It was at this point we discovered that many of the easement records were only kept in paper files at the back of dusty filing cabinets—at the time, the Forest Service and BLM had an estimated 50,000 recorded easements that were not available to the public in geospatial form. The average hunter or angler wouldn’t have known about these public access areas unless they’d walked into a field office to ask, and the agencies would have had trouble prioritizing future easements and land acquisition if this data was not all in one place.
TRCP Today: This year, at the urging of thousands of TRCP members, Congress passed the MAPLand Act—with unanimous support in the Senate—and President Joe Biden signed it into law on April 29. TRCP is presently working with members of Congress to fully fund MAPLand implementation, which includes digitizing and making publicly available information about public access, within a four-year period.
These bipartisan victories reflect the efforts of the entire hunting, fishing, and conservation community—no one group can take the credit. Where TRCP played an important role was in convening partners at the start of the COVID-19 pandemic to forecast how hunters and anglers could advocate for conservation and outdoor recreation jobs, while improving habitat and public lands that were seeing an uptick in visitation during lockdowns. The result was our Conservation Works for America campaign, which outlined recommendations that were taken up in the IIJA and other major funding vehicles. It’s just the kind of victory Jim Range knew was possible if our community could work together.
Thank you for being here and supporting the TRCP, whether you discovered us this year or 20 years ago! We cannot do what we do for fish, wildlife, and hunting and fishing opportunities without the efforts of individual sportsmen and sportswomen who are committed to healthy habitats and safeguarding outdoor recreation access for the next generation.

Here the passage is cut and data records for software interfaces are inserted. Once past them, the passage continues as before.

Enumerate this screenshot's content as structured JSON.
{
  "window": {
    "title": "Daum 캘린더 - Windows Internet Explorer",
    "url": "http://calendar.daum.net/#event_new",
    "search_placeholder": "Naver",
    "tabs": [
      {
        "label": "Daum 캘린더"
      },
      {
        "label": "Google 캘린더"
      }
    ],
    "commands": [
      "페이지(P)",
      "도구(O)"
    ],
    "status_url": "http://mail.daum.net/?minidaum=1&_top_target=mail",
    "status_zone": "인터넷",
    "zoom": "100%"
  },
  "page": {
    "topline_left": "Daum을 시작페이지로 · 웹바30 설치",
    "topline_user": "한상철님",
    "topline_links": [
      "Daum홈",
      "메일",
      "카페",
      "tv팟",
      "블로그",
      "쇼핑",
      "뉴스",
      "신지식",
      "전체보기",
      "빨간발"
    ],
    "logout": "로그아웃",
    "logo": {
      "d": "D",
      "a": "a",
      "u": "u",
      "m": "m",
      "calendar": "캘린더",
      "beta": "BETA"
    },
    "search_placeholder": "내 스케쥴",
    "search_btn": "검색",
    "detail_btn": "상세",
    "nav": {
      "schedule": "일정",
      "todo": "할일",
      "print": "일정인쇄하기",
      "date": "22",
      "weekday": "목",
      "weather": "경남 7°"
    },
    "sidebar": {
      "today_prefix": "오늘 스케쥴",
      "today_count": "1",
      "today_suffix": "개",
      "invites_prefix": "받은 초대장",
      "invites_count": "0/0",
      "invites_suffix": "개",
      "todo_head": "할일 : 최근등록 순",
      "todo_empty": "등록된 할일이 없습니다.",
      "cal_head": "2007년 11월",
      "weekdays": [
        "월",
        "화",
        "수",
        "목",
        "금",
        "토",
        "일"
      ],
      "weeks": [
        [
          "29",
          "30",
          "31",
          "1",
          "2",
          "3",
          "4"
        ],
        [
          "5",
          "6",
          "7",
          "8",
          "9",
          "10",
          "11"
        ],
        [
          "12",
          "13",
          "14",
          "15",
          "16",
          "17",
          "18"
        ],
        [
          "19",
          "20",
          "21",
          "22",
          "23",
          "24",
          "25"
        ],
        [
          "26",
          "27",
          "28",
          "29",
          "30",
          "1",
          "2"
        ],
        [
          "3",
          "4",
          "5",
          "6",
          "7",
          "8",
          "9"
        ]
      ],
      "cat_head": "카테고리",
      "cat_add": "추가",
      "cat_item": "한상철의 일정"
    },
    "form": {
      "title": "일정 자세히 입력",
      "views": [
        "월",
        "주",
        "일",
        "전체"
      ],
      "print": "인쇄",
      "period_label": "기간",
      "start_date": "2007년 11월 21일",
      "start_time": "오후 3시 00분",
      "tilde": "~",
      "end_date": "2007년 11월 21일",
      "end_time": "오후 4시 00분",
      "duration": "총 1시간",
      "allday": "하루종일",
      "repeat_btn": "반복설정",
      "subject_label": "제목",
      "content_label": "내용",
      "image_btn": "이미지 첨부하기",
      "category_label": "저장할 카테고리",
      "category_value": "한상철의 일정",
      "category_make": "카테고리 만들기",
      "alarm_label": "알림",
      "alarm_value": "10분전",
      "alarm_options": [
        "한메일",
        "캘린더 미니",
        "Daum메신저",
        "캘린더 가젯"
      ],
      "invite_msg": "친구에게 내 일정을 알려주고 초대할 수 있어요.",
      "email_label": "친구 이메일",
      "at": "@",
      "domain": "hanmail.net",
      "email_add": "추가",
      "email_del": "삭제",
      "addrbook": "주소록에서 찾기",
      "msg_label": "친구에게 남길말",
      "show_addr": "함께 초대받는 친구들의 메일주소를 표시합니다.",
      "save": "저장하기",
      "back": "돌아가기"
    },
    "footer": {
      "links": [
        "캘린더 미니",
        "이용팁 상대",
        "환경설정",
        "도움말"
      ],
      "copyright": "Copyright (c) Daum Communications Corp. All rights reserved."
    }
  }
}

YOU are our inspiration.
HOW YOU CAN HELP
CONSERVATION WORKS FOR AMERICA
In the last two years, policymakers have committed to significant investments in conservation, infrastructure, and reversing climate change. Hunters and anglers continue to be vocal about the opportunity to create conservation jobs, restore habitat, and boost fish and wildlife populations. Support solutions now.